Return all of the entries, keeping every word and mark as it is.

-- Data supplied follows --

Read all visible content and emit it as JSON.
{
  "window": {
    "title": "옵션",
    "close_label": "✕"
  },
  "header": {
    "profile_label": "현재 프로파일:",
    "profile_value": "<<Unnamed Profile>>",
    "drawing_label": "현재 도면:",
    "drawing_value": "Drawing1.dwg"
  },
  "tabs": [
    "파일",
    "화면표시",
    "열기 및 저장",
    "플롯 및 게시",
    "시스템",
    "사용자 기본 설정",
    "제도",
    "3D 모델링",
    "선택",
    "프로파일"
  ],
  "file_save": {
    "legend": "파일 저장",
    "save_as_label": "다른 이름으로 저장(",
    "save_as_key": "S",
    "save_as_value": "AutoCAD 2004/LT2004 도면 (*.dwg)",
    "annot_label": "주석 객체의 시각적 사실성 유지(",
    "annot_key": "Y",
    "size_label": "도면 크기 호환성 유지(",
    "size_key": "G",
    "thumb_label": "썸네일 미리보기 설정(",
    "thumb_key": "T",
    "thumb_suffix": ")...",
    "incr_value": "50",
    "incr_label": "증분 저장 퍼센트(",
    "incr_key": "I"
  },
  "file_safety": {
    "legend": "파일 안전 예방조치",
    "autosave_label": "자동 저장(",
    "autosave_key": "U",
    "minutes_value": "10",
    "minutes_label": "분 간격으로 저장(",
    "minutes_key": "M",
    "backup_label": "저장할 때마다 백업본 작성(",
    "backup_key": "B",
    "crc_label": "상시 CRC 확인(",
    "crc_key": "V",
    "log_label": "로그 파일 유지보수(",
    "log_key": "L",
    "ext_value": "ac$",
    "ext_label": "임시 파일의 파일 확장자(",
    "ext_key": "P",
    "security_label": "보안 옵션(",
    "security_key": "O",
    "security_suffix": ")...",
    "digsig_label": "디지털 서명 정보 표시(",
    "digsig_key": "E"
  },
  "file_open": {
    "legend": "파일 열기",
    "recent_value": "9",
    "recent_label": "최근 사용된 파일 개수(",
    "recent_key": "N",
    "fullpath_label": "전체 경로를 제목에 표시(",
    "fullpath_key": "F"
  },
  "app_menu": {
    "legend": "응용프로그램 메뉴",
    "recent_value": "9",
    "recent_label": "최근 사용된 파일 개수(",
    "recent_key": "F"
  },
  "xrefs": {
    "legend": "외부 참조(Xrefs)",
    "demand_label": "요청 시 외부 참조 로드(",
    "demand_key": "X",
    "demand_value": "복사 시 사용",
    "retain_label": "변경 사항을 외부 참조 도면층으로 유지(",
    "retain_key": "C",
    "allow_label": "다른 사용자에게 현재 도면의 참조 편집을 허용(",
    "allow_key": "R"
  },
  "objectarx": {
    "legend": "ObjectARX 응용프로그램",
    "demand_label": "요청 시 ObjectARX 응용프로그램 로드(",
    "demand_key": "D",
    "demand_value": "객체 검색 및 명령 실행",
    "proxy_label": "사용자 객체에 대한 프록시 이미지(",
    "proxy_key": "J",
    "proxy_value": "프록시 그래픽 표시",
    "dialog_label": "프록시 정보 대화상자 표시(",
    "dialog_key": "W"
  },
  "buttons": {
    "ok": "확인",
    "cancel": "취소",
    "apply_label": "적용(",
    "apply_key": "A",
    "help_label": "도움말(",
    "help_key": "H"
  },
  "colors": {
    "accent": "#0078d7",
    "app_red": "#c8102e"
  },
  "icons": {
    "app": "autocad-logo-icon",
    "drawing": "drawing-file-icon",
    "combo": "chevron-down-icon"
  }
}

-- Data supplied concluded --

● **Answer for this exercise**:
Read all visible content and emit it as JSON.
{
  "window": {
    "title": "옵션",
    "close_label": "✕"
  },
  "header": {
    "profile_label": "현재 프로파일:",
    "profile_value": "<<Unnamed Profile>>",
    "drawing_label": "현재 도면:",
    "drawing_value": "Drawing1.dwg"
  },
  "tabs": [
    "파일",
    "화면표시",
    "열기 및 저장",
    "플롯 및 게시",
    "시스템",
    "사용자 기본 설정",
    "제도",
    "3D 모델링",
    "선택",
    "프로파일"
  ],
  "file_save": {
    "legend": "파일 저장",
    "save_as_label": "다른 이름으로 저장(",
    "save_as_key": "S",
    "save_as_value": "AutoCAD 2004/LT2004 도면 (*.dwg)",
    "annot_label": "주석 객체의 시각적 사실성 유지(",
    "annot_key": "Y",
    "size_label": "도면 크기 호환성 유지(",
    "size_key": "G",
    "thumb_label": "썸네일 미리보기 설정(",
    "thumb_key": "T",
    "thumb_suffix": ")...",
    "incr_value": "50",
    "incr_label": "증분 저장 퍼센트(",
    "incr_key": "I"
  },
  "file_safety": {
    "legend": "파일 안전 예방조치",
    "autosave_label": "자동 저장(",
    "autosave_key": "U",
    "minutes_value": "10",
    "minutes_label": "분 간격으로 저장(",
    "minutes_key": "M",
    "backup_label": "저장할 때마다 백업본 작성(",
    "backup_key": "B",
    "crc_label": "상시 CRC 확인(",
    "crc_key": "V",
    "log_label": "로그 파일 유지보수(",
    "log_key": "L",
    "ext_value": "ac$",
    "ext_label": "임시 파일의 파일 확장자(",
    "ext_key": "P",
    "security_label": "보안 옵션(",
    "security_key": "O",
    "security_suffix": ")...",
    "digsig_label": "디지털 서명 정보 표시(",
    "digsig_key": "E"
  },
  "file_open": {
    "legend": "파일 열기",
    "recent_value": "9",
    "recent_label": "최근 사용된 파일 개수(",
    "recent_key": "N",
    "fullpath_label": "전체 경로를 제목에 표시(",
    "fullpath_key": "F"
  },
  "app_menu": {
    "legend": "응용프로그램 메뉴",
    "recent_value": "9",
    "recent_label": "최근 사용된 파일 개수(",
    "recent_key": "F"
  },
  "xrefs": {
    "legend": "외부 참조(Xrefs)",
    "demand_label": "요청 시 외부 참조 로드(",
    "demand_key": "X",
    "demand_value": "복사 시 사용",
    "retain_label": "변경 사항을 외부 참조 도면층으로 유지(",
    "retain_key": "C",
    "allow_label": "다른 사용자에게 현재 도면의 참조 편집을 허용(",
    "allow_key": "R"
  },
  "objectarx": {
    "legend": "ObjectARX 응용프로그램",
    "demand_label": "요청 시 ObjectARX 응용프로그램 로드(",
    "demand_key": "D",
    "demand_value": "객체 검색 및 명령 실행",
    "proxy_label": "사용자 객체에 대한 프록시 이미지(",
    "proxy_key": "J",
    "proxy_value": "프록시 그래픽 표시",
    "dialog_label": "프록시 정보 대화상자 표시(",
    "dialog_key": "W"
  },
  "buttons": {
    "ok": "확인",
    "cancel": "취소",
    "apply_label": "적용(",
    "apply_key": "A",
    "help_label": "도움말(",
    "help_key": "H"
  },
  "colors": {
    "accent": "#0078d7",
    "app_red": "#c8102e"
  },
  "icons": {
    "app": "autocad-logo-icon",
    "drawing": "drawing-file-icon",
    "combo": "chevron-down-icon"
  }
}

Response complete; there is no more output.